For one, I was spot-on about the similarities between this film and Danny Boyle’s small-scale 2002 rage/zombie thriller, 28 Days Later. Both of these films are modestly budgeted British productions, both feature zombies that aren’t exactly zombies, there’s a road trip to get to safer ground, and both focus more on the quiet human-scale problems of the characters rather than go full on World War Z. Still, I wouldn’t go so far as to say that these similarities take anything away from the experience of watching the film. More than anything, it just means that if you happened to really like Boyle’s movie you’ll more than likely really enjoy this one as well.
I’m pretty firmly planted in that particular camp of cinemagoers and really appreciated the ground-level tension and human drama that screenwriter Carey and director, Colm McCarthy, brought to the proceedings. The Girl With All the Gifts is, by no means, a gorefest, nor does it simply trade in clichéd jump scares and pander to the lowest common denominator like so many of the horror films in theatres today. I’m sure the budget had something to do with this movie playing it somewhat close to the chest, but this story has more in common with classic horror films of the past, taking its time and unfolding at a very deliberate pace. They choose to slowly ratchet up the tension, getting the audience really invested in the story and characters while looking for answers to the questions the movie poses before finally indulging in explosive, but controlled, moments of violence and terror.

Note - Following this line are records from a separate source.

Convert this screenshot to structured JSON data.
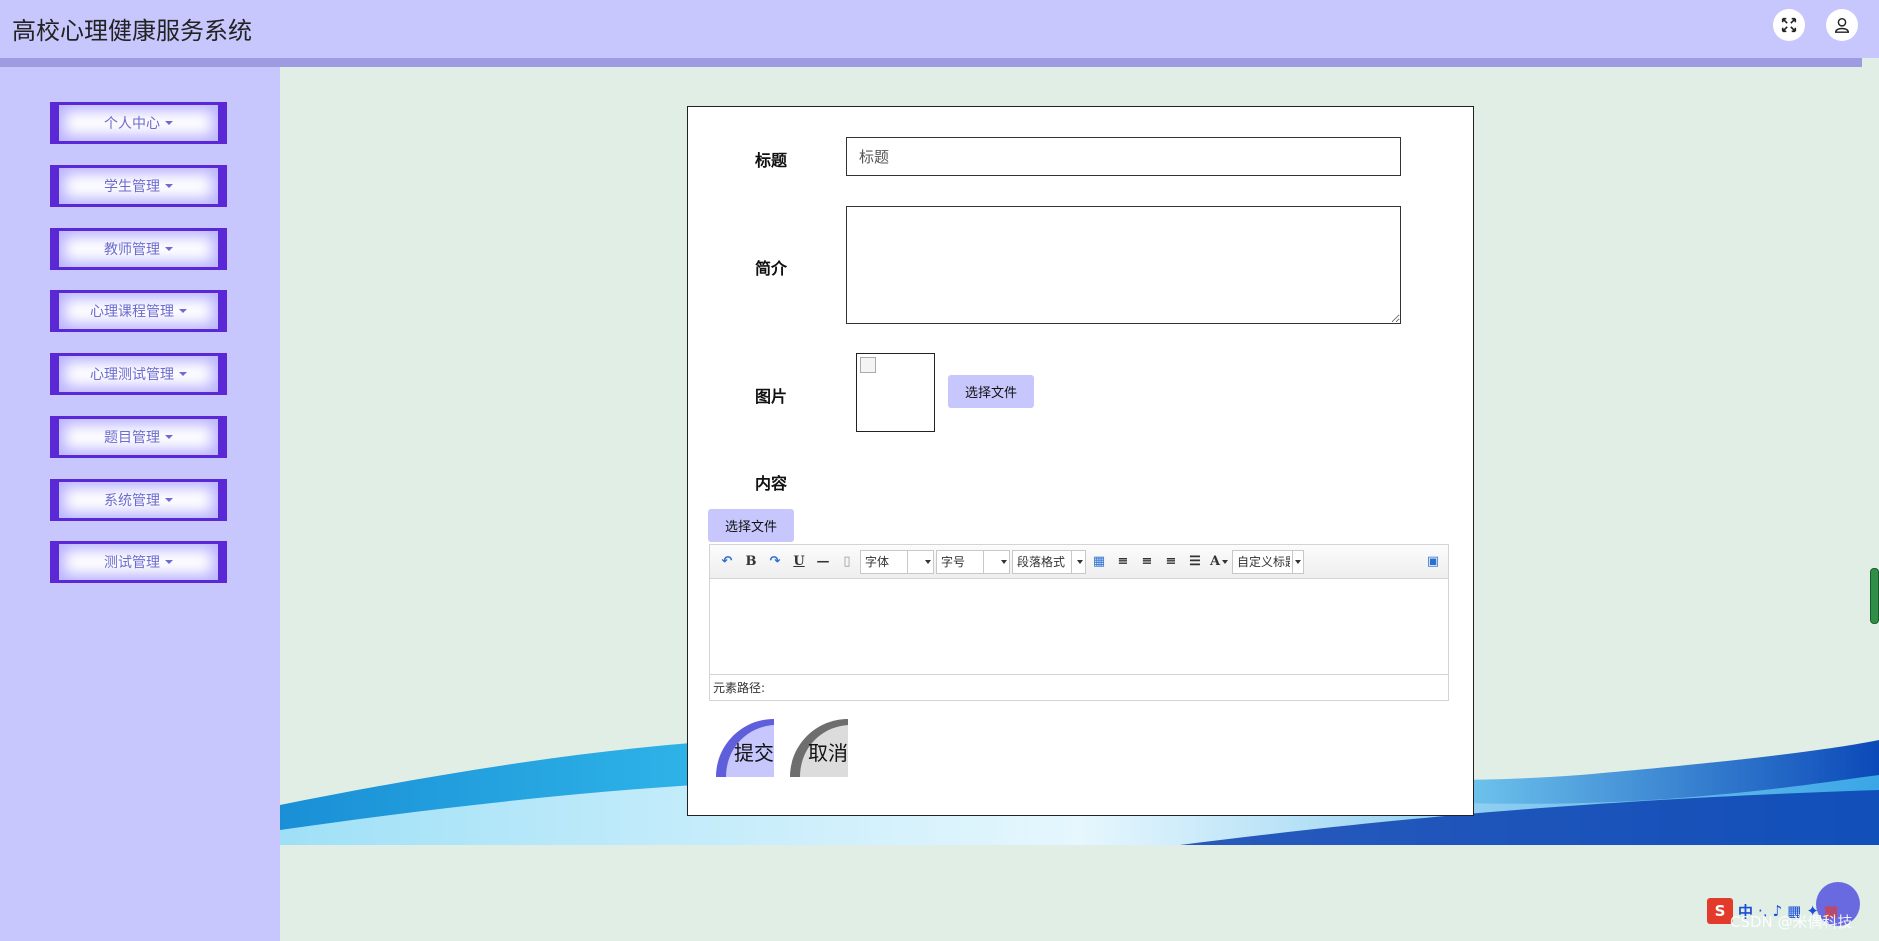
{
  "app": {
    "title": "高校心理健康服务系统"
  },
  "header": {
    "fullscreen_icon": "fullscreen-icon",
    "user_icon": "user-icon"
  },
  "sidebar": {
    "items": [
      {
        "label": "个人中心"
      },
      {
        "label": "学生管理"
      },
      {
        "label": "教师管理"
      },
      {
        "label": "心理课程管理"
      },
      {
        "label": "心理测试管理"
      },
      {
        "label": "题目管理"
      },
      {
        "label": "系统管理"
      },
      {
        "label": "测试管理"
      }
    ]
  },
  "form": {
    "title_label": "标题",
    "title_value": "标题",
    "intro_label": "简介",
    "intro_value": "",
    "image_label": "图片",
    "image_file_button": "选择文件",
    "content_label": "内容",
    "content_file_button": "选择文件",
    "submit_label": "提交",
    "cancel_label": "取消"
  },
  "editor": {
    "font_family_select": "字体",
    "font_size_select": "字号",
    "paragraph_select": "段落格式",
    "custom_title_select": "自定义标题",
    "text_color_glyph": "A",
    "bold_glyph": "B",
    "underline_glyph": "U",
    "element_path_label": "元素路径:"
  },
  "ime": {
    "logo": "S",
    "mode": "中"
  },
  "watermark": "CSDN @米偶科技",
  "colors": {
    "header_bg": "#c7c7fd",
    "accent_bar": "#9d9ce2",
    "menu_border": "#5b28d6",
    "page_bg": "#e0eee6",
    "submit_accent": "#5f5fdc",
    "cancel_accent": "#6e6e6e"
  }
}
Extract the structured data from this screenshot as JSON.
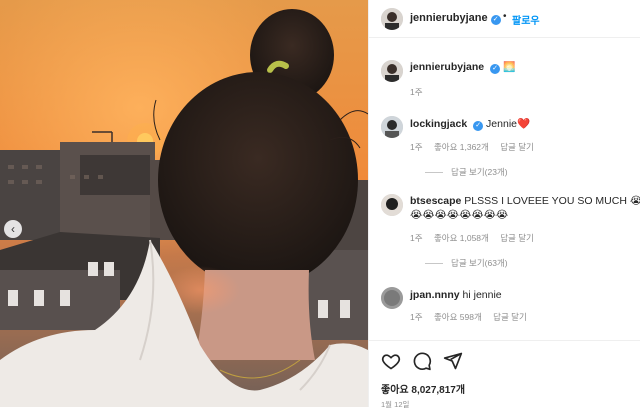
{
  "post": {
    "author": "jennierubyjane",
    "follow_label": "팔로우",
    "caption": {
      "username": "jennierubyjane",
      "emoji": "🌅",
      "time": "1주"
    }
  },
  "comments": [
    {
      "username": "lockingjack",
      "verified": true,
      "text": "Jennie❤️",
      "time": "1주",
      "likes": "좋아요 1,362개",
      "reply": "답글 달기",
      "view_replies": "답글 보기(23개)"
    },
    {
      "username": "btsescape",
      "verified": false,
      "text": "PLSSS I LOVEEE YOU SO MUCH 😭",
      "text_line2": "😭😭😭😭😭😭😭😭",
      "time": "1주",
      "likes": "좋아요 1,058개",
      "reply": "답글 달기",
      "view_replies": "답글 보기(63개)"
    },
    {
      "username": "jpan.nnny",
      "verified": false,
      "text": "hi jennie",
      "time": "1주",
      "likes": "좋아요 598개",
      "reply": "답글 달기"
    }
  ],
  "footer": {
    "likes": "좋아요 8,027,817개",
    "date": "1월 12일"
  },
  "icons": [
    "heart-icon",
    "comment-icon",
    "share-icon",
    "verified-icon",
    "chevron-left-icon"
  ],
  "colors": {
    "link": "#0095f6",
    "verified": "#3897f0",
    "muted": "#8e8e8e"
  }
}
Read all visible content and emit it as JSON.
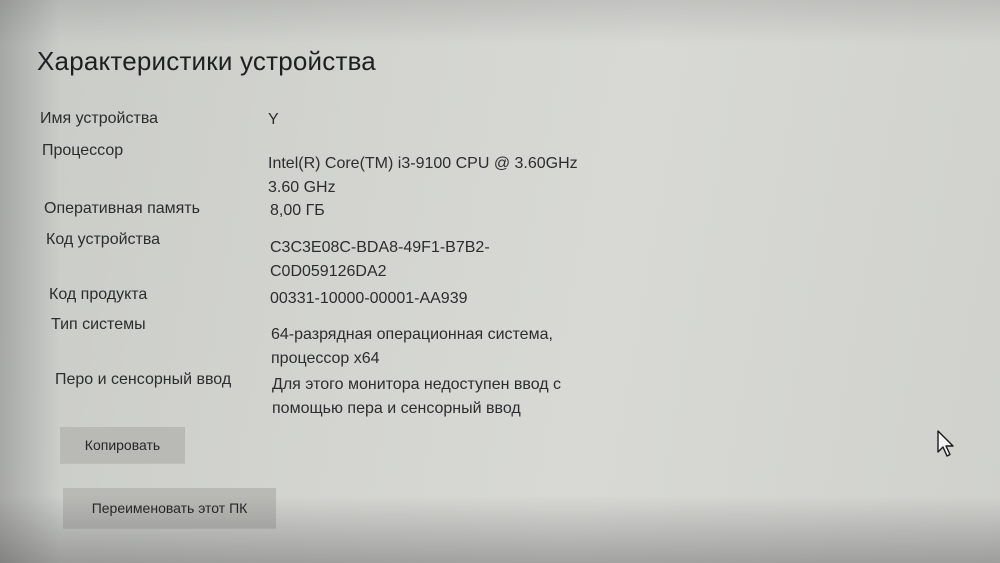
{
  "section": {
    "title": "Характеристики устройства"
  },
  "specs": [
    {
      "label": "Имя устройства",
      "value": [
        "Y"
      ]
    },
    {
      "label": "Процессор",
      "value": [
        "Intel(R) Core(TM) i3-9100 CPU @ 3.60GHz",
        "3.60 GHz"
      ]
    },
    {
      "label": "Оперативная память",
      "value": [
        "8,00 ГБ"
      ]
    },
    {
      "label": "Код устройства",
      "value": [
        "C3C3E08C-BDA8-49F1-B7B2-",
        "C0D059126DA2"
      ]
    },
    {
      "label": "Код продукта",
      "value": [
        "00331-10000-00001-AA939"
      ]
    },
    {
      "label": "Тип системы",
      "value": [
        "64-разрядная операционная система,",
        "процессор x64"
      ]
    },
    {
      "label": "Перо и сенсорный ввод",
      "value": [
        "Для этого монитора недоступен ввод с",
        "помощью пера и сенсорный ввод"
      ]
    }
  ],
  "buttons": {
    "copy_label": "Копировать",
    "rename_label": "Переименовать этот ПК"
  },
  "icons": {
    "cursor": "mouse-pointer-icon"
  }
}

They don’t spend countless minutes world-building and explaining how things have ended up the way they have. Instead, we start the film with newcomer Sennia Nanua in an inspired and nuanced performance as Melanie. She is our protagonist and our cipher for the events unfolding. She is also, technically, a part of the overall problem of the film. Melanie is one of the infected; one of the many “hungries” who now populate this world that has fallen to a fungal outbreak. There’s an almost absurdist quality in how the film shifts from youthful innocence, to survivalist horror (all encapsulated in this one character) but does so with a grace and intelligence that serves the material well.
It’s a smart and ambitious film that doesn’t hit you over the head with its philosophical questions (though they certainly are there) or its post-apocalyptic narrative. An entertaining and provocative film that is worthy of your time and effort to seek out.